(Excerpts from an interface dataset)
****

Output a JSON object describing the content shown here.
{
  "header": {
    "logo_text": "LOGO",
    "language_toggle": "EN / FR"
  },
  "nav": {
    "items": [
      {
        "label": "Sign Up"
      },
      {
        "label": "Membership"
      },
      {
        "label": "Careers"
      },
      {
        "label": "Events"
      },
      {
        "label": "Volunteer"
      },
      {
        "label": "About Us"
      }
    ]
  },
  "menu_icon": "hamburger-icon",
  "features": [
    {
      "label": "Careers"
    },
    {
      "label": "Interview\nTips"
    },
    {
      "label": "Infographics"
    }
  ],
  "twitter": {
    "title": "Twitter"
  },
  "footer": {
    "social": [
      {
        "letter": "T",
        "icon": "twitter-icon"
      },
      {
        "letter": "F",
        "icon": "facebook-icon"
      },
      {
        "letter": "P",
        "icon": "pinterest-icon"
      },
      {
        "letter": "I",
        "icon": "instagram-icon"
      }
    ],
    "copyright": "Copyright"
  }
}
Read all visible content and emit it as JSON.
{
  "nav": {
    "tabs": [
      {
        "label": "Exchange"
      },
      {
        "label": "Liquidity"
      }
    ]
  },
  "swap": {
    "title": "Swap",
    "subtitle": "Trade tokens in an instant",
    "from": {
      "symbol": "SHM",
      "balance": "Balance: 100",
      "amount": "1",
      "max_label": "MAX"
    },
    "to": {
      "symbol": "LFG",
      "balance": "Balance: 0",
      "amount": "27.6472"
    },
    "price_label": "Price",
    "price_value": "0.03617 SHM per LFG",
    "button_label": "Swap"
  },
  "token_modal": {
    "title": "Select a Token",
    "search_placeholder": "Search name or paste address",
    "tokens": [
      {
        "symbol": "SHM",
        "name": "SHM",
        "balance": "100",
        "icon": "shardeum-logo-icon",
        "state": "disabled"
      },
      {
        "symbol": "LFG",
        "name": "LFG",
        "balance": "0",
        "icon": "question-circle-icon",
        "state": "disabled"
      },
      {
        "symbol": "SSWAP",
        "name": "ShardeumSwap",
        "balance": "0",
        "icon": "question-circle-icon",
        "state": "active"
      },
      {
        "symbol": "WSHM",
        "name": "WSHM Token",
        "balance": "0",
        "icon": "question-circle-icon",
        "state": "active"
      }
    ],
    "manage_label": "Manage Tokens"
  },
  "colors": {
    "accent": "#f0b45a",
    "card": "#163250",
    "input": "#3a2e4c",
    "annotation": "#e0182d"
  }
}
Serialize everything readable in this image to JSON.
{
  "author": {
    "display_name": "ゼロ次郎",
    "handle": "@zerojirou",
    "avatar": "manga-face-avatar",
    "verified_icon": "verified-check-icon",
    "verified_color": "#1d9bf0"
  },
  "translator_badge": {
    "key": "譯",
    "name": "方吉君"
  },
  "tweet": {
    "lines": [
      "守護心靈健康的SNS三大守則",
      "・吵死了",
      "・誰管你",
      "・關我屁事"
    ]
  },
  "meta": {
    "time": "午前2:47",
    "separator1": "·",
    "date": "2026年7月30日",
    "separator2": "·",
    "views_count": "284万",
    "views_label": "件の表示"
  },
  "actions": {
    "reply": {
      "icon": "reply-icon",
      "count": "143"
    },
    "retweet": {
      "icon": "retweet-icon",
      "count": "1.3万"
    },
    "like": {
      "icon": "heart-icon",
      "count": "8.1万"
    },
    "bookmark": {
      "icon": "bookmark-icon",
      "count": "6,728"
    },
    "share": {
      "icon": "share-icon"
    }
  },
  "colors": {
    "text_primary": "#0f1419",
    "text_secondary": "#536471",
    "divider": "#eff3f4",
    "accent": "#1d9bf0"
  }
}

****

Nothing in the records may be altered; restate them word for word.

Output a JSON object describing the content shown here.
{
  "header": {
    "logo_text": "LOGO",
    "language_toggle": "EN / FR"
  },
  "nav": {
    "items": [
      {
        "label": "Sign Up"
      },
      {
        "label": "Membership"
      },
      {
        "label": "Careers"
      },
      {
        "label": "Events"
      },
      {
        "label": "Volunteer"
      },
      {
        "label": "About Us"
      }
    ]
  },
  "menu_icon": "hamburger-icon",
  "features": [
    {
      "label": "Careers"
    },
    {
      "label": "Interview\nTips"
    },
    {
      "label": "Infographics"
    }
  ],
  "twitter": {
    "title": "Twitter"
  },
  "footer": {
    "social": [
      {
        "letter": "T",
        "icon": "twitter-icon"
      },
      {
        "letter": "F",
        "icon": "facebook-icon"
      },
      {
        "letter": "P",
        "icon": "pinterest-icon"
      },
      {
        "letter": "I",
        "icon": "instagram-icon"
      }
    ],
    "copyright": "Copyright"
  }
}
Read all visible content and emit it as JSON.
{
  "nav": {
    "tabs": [
      {
        "label": "Exchange"
      },
      {
        "label": "Liquidity"
      }
    ]
  },
  "swap": {
    "title": "Swap",
    "subtitle": "Trade tokens in an instant",
    "from": {
      "symbol": "SHM",
      "balance": "Balance: 100",
      "amount": "1",
      "max_label": "MAX"
    },
    "to": {
      "symbol": "LFG",
      "balance": "Balance: 0",
      "amount": "27.6472"
    },
    "price_label": "Price",
    "price_value": "0.03617 SHM per LFG",
    "button_label": "Swap"
  },
  "token_modal": {
    "title": "Select a Token",
    "search_placeholder": "Search name or paste address",
    "tokens": [
      {
        "symbol": "SHM",
        "name": "SHM",
        "balance": "100",
        "icon": "shardeum-logo-icon",
        "state": "disabled"
      },
      {
        "symbol": "LFG",
        "name": "LFG",
        "balance": "0",
        "icon": "question-circle-icon",
        "state": "disabled"
      },
      {
        "symbol": "SSWAP",
        "name": "ShardeumSwap",
        "balance": "0",
        "icon": "question-circle-icon",
        "state": "active"
      },
      {
        "symbol": "WSHM",
        "name": "WSHM Token",
        "balance": "0",
        "icon": "question-circle-icon",
        "state": "active"
      }
    ],
    "manage_label": "Manage Tokens"
  },
  "colors": {
    "accent": "#f0b45a",
    "card": "#163250",
    "input": "#3a2e4c",
    "annotation": "#e0182d"
  }
}
Serialize everything readable in this image to JSON.
{
  "author": {
    "display_name": "ゼロ次郎",
    "handle": "@zerojirou",
    "avatar": "manga-face-avatar",
    "verified_icon": "verified-check-icon",
    "verified_color": "#1d9bf0"
  },
  "translator_badge": {
    "key": "譯",
    "name": "方吉君"
  },
  "tweet": {
    "lines": [
      "守護心靈健康的SNS三大守則",
      "・吵死了",
      "・誰管你",
      "・關我屁事"
    ]
  },
  "meta": {
    "time": "午前2:47",
    "separator1": "·",
    "date": "2026年7月30日",
    "separator2": "·",
    "views_count": "284万",
    "views_label": "件の表示"
  },
  "actions": {
    "reply": {
      "icon": "reply-icon",
      "count": "143"
    },
    "retweet": {
      "icon": "retweet-icon",
      "count": "1.3万"
    },
    "like": {
      "icon": "heart-icon",
      "count": "8.1万"
    },
    "bookmark": {
      "icon": "bookmark-icon",
      "count": "6,728"
    },
    "share": {
      "icon": "share-icon"
    }
  },
  "colors": {
    "text_primary": "#0f1419",
    "text_secondary": "#536471",
    "divider": "#eff3f4",
    "accent": "#1d9bf0"
  }
}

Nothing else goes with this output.